Head position problems. I rotate my head too much when I breathe, sometimes with both goggles out of the water. You should only have one goggle out at at time. This leads to increased drag and throws my body mechanics off.
example of too much head rotation:
Think neck tall, chin back. This flattens your upper spine and keeps your head firmly connected to your core. Except when breathing, keep your head facing straight down at the bottom. To breathe, continue to drive your head forward and rotate just your face to the air. (source)
‘Stop sign’ entry. My arm enters the water TOO high, i.e. my hand does a ‘stop sign’ when entering the water, palm up, instead of palm down.
This photo shows exactly what I’m doing wrong (see his hand turning up?) This provides a TON of resistance to the water i.e. putting on the breaks!
Crossover. Boy, do I have an issue with Crossover. During the pull phase of the stroke, my hand tends to cross the center line under my body. Not good!
an example of mid stroke crossover
I am crossing over with my arms, across my body, instead of keeping my arms close to my body and aligned with my armpit. Everything should always be aligned with the armpit/shoulder!
This is what it should look like:
When your hand enters the water at the beginning of each stroke, you must ensure it doesn’t cross your body’s imaginary midline running from head to toe. Crossing over puts a tremendous amount of strain on the shoulder joint and makes your body fishtail or swing from side to side, increasing drag. (source)
Given the findings above, I was given the task of balance drills! Specifically, the Total Immersion balance drills. Unfortunately, I can’t post videos here since they are copyrighted, but you can check out their website here. It’s really hard to describe the drills without you seeing them in person… I recommend going to a coach or the Total Immersion website (or class) if you want to learn!
The Total Immersion drills I’m working on are below… one drill progresses into the other.
Sweet spot Kicking on my back VERY RELAXED, leaning to one side with one shoulder partially out of the water, kicking, with my head wayyy back, arms by my side
Long Vessel Sweet Spot doing the above, but with one arm extended
Zipper skate Doing the above, but bringing one hand up like a zipper towards my chin and then back down by my side
Zipper Single Switch Progression from zipper skate, after the zipper, doing a single free style stroke, focusing on hand dipping low into the water ‘steep and deep’ with the arm and elbow!
At first I didn’t understand how floating on my back would help my swimming, but then Coach Jesse explained it to me. You start basic on your back, working on balance and once you excel at this, you can flip over and incorporate into your freestyle swimming. At first it seemed so silly, the whole floating on my back thing, but it works! It was very frustrating in the beginning because I had this fear of leaning my head way back, but then I got over it. I had to learn how to relax, and once I did, it stuck.
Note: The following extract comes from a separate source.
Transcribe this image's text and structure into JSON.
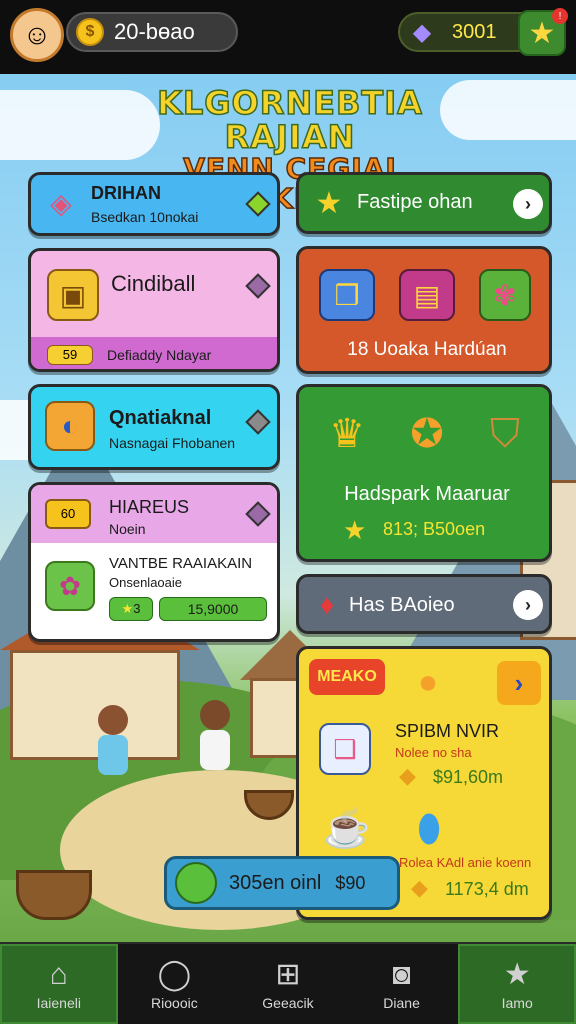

In the three weeks working on these drills, I have already noticed a huge difference.
My advice to you is, think of a FEW things to work on with your swim stroke, not a lot of things… otherwise you will get confused! For example, when I swim at practice, focus is on head position being DOWN and my hands/arms entering down steep and deep into the water (i.e. no stop sign). When I’m not at practice, I’m focusing on my drills.
This morning I realized that these things are really working. I was in the front of the pack in my lane, instead of the back. I was actually leading sets of 200’s and that seriously never happens. All of a sudden, it felt ‘easy.’ At first I was annoyed with practice feeling easy, but then I reazlied, it wasn’t the workout… it was ME. I was getting better at swimming and FASTER! Success! Yay to making progress!
If you are interested in improving on your swimming… I also love this website: Swim Smooth. Tons of good tips and tricks.
p.s. Swimming a lot leads to toned arms… Bonus!